• _The task_: What is needed is every line of the data that includes the word "true". Please copy each one.

--- Material provided ---

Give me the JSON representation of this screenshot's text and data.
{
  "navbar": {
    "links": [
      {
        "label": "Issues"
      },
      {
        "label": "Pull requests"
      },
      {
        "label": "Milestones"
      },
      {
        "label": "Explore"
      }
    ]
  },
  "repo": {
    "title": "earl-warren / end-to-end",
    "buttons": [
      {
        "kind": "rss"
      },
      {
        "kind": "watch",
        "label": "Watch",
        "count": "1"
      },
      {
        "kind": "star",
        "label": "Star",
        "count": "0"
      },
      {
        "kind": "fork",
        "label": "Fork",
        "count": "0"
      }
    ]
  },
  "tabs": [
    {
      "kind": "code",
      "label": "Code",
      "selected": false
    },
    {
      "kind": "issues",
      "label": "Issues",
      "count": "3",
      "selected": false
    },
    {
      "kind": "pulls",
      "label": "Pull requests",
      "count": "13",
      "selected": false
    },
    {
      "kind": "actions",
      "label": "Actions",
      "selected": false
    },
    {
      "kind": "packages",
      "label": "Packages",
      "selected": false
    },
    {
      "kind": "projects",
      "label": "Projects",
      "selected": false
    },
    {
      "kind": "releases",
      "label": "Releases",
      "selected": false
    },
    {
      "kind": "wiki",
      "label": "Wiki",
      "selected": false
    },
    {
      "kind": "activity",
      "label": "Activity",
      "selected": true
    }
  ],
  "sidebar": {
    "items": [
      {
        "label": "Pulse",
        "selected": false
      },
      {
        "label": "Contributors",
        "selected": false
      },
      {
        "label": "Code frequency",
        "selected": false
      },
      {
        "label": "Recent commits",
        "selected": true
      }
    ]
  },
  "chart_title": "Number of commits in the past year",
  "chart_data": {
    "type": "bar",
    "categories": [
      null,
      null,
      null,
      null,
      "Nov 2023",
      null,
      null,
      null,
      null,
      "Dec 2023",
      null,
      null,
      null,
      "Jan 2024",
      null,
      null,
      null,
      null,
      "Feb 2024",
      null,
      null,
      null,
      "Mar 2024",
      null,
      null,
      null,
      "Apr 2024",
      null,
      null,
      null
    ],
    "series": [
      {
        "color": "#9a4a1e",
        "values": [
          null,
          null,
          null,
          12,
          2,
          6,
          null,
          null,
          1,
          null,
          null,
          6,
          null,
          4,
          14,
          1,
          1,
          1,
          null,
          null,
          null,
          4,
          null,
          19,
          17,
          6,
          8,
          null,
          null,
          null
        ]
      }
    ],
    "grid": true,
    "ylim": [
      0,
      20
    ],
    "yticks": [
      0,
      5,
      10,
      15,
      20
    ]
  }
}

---

• _Task response_:
      "selected": true
        "selected": true
    "grid": true,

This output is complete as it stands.